*Please note: In 1994, UCC sold its entire stake in UCIL to Mcleod Russel India Limited, which renamed the company, Eveready Industries India, Limited (Eveready Industries). In 1998, the Madhya Pradesh State Government (MPSG), which owns and had been leasing the Bhopal plant site property to Eveready, cancelled the lease, took over the facility and assumed all accountability for the site, including the completion of any additional remediation.

Frequently Asked Questions about the Bhopal Criminal Litigation

1. Why hasn’t UCC appeared in the criminal proceedings in India, and why didn't former Chairman Warren Anderson appear before he died?
A. With regard to Bhopal litigation in India, all the key people from UCIL -- officers and those who actually ran the plant -- have appeared to face charges, which were reduced to a misdemeanor status. Neither UCC nor its officials are subject to the jurisdiction of the Indian court since they did not have any involvement in the operation of the plant. By requirement of the GOI, the plant was designed, owned, operated and managed by UCIL and its employees.

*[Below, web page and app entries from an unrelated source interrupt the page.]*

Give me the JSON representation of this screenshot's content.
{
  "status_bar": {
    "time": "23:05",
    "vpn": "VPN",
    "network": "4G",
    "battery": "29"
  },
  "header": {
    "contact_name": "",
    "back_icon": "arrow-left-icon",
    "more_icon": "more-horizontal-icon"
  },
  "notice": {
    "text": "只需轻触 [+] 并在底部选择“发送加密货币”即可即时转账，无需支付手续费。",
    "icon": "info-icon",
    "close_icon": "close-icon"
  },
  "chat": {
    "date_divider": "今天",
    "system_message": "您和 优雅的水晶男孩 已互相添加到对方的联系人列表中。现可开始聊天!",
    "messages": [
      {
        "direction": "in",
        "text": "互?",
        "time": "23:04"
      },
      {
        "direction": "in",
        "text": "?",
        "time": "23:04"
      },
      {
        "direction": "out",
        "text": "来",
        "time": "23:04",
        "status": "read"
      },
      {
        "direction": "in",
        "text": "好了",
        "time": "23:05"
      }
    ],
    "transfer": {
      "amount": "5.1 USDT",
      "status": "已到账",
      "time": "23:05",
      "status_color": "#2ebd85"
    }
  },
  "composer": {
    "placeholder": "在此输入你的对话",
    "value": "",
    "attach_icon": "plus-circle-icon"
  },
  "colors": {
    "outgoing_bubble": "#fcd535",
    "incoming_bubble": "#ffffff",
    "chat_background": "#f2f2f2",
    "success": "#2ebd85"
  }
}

2. Isn't UCC in violation of Judge Keenan's 1986 order requiring the company to appear in Indian Courts?
A. No. The American litigation was civil litigation. Judge Keenan's order and Union Carbide's consent were with respect to civil jurisdiction in India -- not criminal jurisdiction. UCC did litigate and settle the civil claims arising from the Bhopal tragedy in the Indian civil courts. UCC is not subject to criminal jurisdiction in India and has not consented to it. UCC was not required to appear in any criminal matters in India.

As the U.S Court of Appeals for the Second Circuit in New York noted in its 2006 decision upholding Judge John Keenan's rulings in the Bano case, UCC did not violate his order to consent to the civil jurisdiction of the Indian courts, which was imposed as a condition to the dismissal of earlier litigation in the United States based upon the 1984 gas release on the grounds of forum non conveniens, by not appearing in the criminal case in India. Click here to view the complete opinion of the Court of Appeals.

3. Is it true that UCC is being tried "in absentia" in India?
A. No. The charges against UCC were severed from the remaining charges against UCIL and the Indian individuals associated with it, which were actively prosecuted. UCC was not tried "in absentia."

4. Isn't UCC trying to escape responsibility by claiming the plant was totally operated by UCIL and that UCC had no role in its operation?
A. No. UCC had no role whatsoever in the operation of the Bhopal plant. By requirement of the GOI, the plant was operated totally by employees of UCIL.

In 1987, the U.S. Court of Appeals for the Second Circuit in New York upheld a lower court's ruling that "UCC’s participation was limited and its involvement in plant operations terminated long before the accident....the UOI [Union of India] controlled the terms of the agreements and precluded UCC from exercising any authority to 'detail design, erect and commission the plant', which was done independently over the period from 1972 to 1980 by UCIL process design engineers....The preliminary process design information furnished by UCC could not have been used to construct the plant. Construction required the detailed process design and engineering data prepared by hundreds of Indian engineers, process designers and sub-contractors..." Click here to view the Court of Appeals decision.

Subsequently, in 2013, the U.S. Court of Appeals for the Second Circuit in New York upheld Judge Keenan’s comprehensive decision of June 2012 that had unambiguously concluded that UCC is not liable for any environmental remediation or pollution-related claims made by residents near the Bhopal plant site in India; dismissed all claims against UCC and former Chairman Anderson; and ruled that UCC had no liability related to the plant site. Click here to view the complete 2013 court decision.